Doing simple substitution shows the proper usage.
"A hundred movements", "A thousand movements", "A hundred horsemen", "A thousand horsemen"
"A myriad movements"
A googling of the phrase "A myriad movements" yields results from several published books.
"Hundreds of movements", "Thousands of movements", "Hundreds of horsemen", "Thousands of horsemen"
"Myriads of movements"
If you needed it for the meter, you could also say, "a myriad of movements" as per the dictionary explanation below.
Recent criticism of the use of myriad as a noun, both in the plural form myriads and in the phrase a myriad of, seems to reflect a mistaken belief that the word was originally and is still properly only an adjective.
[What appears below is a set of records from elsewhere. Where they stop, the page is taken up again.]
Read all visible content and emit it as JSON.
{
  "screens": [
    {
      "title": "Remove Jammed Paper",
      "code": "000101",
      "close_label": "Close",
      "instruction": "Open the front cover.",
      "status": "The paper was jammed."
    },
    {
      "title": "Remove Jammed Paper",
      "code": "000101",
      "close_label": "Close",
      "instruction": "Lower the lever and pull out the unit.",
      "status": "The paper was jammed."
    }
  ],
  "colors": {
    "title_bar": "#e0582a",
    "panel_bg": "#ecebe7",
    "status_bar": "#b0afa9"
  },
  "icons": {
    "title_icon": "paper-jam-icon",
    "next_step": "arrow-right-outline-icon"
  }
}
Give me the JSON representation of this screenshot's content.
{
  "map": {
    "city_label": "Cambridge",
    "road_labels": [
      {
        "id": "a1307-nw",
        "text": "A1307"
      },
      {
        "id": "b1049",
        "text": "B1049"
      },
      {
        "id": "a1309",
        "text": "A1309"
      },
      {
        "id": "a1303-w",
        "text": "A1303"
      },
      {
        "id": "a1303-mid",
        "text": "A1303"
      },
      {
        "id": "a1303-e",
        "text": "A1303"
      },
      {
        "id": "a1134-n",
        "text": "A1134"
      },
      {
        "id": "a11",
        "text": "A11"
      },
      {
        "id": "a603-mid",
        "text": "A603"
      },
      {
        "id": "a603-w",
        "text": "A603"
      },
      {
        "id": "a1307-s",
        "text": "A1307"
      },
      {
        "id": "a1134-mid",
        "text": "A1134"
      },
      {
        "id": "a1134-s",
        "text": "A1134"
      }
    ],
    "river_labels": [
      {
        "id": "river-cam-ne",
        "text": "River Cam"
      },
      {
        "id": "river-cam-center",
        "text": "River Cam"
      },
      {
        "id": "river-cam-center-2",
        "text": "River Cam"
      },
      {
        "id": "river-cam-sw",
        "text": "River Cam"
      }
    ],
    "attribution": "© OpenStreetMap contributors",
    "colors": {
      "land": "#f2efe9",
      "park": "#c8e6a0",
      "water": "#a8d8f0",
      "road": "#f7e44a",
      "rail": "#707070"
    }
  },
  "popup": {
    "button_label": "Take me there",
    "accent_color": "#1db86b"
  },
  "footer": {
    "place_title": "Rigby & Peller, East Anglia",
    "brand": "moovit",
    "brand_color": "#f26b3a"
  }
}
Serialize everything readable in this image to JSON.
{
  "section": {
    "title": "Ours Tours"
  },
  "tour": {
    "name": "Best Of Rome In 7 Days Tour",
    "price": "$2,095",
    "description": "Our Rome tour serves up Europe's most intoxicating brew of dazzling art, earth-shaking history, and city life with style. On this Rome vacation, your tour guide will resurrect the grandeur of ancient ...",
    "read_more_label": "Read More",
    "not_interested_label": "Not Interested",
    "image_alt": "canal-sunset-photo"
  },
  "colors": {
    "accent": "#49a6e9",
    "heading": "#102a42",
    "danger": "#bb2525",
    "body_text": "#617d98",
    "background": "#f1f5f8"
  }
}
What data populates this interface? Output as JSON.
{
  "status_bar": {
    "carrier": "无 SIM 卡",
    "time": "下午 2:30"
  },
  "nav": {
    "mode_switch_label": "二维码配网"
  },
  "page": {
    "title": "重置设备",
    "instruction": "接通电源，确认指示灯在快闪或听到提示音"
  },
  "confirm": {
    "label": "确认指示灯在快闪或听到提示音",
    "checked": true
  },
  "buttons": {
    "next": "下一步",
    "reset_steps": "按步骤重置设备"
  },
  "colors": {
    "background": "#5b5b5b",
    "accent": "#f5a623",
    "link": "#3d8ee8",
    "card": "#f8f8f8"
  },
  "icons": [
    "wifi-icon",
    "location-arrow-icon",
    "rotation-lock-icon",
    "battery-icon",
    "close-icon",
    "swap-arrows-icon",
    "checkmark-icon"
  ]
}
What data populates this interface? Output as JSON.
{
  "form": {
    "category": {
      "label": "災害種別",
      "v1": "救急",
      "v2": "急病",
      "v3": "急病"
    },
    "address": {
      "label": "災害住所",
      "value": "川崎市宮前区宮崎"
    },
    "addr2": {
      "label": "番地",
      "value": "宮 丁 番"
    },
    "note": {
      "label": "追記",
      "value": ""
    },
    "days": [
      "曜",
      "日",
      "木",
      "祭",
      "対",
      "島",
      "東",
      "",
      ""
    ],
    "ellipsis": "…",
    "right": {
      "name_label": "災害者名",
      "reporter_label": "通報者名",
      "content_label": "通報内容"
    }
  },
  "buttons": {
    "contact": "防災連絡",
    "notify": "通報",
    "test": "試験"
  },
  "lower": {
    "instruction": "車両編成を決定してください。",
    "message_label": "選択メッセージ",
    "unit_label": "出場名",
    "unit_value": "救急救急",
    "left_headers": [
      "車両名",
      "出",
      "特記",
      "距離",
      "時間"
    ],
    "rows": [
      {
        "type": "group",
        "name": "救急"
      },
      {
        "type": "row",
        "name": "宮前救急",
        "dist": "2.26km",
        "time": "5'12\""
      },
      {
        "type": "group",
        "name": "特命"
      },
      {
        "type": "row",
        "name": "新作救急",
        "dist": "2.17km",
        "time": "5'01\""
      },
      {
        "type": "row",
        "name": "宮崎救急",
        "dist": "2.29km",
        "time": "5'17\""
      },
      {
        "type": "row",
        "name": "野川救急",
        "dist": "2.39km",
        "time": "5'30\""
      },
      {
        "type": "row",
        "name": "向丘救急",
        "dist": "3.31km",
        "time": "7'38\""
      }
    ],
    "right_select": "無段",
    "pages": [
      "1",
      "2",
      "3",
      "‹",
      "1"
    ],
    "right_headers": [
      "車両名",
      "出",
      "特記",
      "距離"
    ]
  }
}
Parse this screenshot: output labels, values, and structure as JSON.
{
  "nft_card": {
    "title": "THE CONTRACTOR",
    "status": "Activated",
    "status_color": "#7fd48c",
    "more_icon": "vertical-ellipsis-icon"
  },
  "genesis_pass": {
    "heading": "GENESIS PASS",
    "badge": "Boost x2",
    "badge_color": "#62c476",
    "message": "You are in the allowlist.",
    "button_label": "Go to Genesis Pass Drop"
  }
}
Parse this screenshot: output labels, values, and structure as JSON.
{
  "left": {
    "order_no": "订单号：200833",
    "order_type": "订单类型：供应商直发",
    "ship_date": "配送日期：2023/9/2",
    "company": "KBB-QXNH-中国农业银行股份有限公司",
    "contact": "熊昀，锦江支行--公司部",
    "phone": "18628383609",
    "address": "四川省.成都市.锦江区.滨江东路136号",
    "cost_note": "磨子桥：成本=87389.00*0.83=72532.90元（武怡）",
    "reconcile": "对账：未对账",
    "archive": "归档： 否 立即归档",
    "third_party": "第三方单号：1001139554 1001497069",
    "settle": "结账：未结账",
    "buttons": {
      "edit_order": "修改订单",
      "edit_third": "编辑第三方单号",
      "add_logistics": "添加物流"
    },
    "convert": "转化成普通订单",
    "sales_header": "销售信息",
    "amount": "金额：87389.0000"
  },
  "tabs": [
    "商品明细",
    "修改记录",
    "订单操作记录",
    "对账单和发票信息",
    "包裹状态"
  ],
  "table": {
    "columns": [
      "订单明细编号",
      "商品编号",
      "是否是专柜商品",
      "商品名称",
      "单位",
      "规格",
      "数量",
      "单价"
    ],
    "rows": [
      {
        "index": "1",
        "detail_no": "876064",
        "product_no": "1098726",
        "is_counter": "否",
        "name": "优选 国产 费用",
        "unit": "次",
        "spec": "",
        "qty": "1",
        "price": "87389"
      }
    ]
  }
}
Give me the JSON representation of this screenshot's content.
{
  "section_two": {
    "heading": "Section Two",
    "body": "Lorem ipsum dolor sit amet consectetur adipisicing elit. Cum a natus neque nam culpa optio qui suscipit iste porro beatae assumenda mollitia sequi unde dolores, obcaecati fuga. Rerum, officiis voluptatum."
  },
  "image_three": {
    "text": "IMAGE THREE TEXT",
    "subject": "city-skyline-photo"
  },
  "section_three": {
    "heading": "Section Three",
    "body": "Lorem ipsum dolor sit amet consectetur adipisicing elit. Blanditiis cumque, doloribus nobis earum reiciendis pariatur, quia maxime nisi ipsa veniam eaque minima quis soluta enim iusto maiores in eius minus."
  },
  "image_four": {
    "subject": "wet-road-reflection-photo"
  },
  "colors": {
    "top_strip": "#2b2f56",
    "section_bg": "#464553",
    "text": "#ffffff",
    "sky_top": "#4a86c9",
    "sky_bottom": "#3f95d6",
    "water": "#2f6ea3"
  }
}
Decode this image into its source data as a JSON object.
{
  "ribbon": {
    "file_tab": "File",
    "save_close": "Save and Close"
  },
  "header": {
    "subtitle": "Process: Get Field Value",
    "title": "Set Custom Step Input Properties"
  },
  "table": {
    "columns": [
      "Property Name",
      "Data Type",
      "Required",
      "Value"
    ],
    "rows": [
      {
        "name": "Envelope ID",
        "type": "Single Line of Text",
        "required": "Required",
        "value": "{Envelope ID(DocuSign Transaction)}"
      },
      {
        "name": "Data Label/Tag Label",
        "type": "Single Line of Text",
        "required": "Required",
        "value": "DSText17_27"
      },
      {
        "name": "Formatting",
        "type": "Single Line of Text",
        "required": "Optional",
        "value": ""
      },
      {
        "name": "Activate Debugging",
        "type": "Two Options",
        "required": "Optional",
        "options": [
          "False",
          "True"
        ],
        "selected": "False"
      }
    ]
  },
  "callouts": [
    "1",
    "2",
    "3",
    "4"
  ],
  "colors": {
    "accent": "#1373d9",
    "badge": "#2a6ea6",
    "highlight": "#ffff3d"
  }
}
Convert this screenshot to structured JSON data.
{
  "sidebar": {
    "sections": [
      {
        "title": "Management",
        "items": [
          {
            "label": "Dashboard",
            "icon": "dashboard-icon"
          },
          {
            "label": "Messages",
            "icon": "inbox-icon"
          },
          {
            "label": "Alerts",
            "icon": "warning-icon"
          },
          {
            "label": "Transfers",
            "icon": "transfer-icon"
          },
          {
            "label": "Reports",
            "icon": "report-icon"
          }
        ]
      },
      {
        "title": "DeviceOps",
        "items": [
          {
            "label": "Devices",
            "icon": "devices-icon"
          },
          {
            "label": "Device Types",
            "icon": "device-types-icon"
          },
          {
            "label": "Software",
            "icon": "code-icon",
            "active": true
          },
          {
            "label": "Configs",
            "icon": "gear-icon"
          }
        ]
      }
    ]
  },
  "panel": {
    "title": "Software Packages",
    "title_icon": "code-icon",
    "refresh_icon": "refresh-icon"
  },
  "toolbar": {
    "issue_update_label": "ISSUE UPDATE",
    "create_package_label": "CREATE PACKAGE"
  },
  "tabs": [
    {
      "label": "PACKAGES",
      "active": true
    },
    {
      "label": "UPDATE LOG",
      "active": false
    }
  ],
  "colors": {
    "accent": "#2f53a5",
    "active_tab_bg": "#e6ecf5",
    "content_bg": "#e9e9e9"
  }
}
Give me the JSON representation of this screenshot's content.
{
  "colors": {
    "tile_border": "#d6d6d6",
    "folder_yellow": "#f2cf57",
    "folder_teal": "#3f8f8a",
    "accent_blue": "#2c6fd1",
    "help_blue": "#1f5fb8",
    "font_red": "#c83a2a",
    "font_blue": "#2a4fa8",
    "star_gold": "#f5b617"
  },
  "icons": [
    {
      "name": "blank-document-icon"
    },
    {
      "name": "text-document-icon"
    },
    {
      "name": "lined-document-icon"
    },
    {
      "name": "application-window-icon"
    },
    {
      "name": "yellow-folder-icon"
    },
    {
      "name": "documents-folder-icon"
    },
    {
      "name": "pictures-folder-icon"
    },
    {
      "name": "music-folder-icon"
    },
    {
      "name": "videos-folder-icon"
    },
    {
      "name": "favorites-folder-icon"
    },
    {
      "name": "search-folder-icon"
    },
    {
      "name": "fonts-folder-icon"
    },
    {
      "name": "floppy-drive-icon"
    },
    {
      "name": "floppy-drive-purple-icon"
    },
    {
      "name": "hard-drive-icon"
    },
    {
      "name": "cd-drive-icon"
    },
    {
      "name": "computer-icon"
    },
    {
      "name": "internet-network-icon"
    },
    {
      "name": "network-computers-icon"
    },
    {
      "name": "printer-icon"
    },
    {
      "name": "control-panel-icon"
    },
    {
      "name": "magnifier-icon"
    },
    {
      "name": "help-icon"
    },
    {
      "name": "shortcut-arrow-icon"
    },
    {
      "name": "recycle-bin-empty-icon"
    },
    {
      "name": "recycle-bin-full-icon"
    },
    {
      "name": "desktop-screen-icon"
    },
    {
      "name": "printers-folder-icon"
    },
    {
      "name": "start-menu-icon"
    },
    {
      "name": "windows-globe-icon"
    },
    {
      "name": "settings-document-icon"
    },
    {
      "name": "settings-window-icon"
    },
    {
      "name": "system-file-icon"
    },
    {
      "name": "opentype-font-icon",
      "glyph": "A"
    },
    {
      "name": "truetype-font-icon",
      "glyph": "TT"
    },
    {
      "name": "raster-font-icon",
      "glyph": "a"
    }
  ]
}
As the entries here show, however, the noun is in fact the older form, dating to the 16th century. The noun myriad has appeared in the works of such writers as Milton (plural myriads) and Thoreau (a myriad of), and it continues to occur frequently in reputable English. There is no reason to avoid it.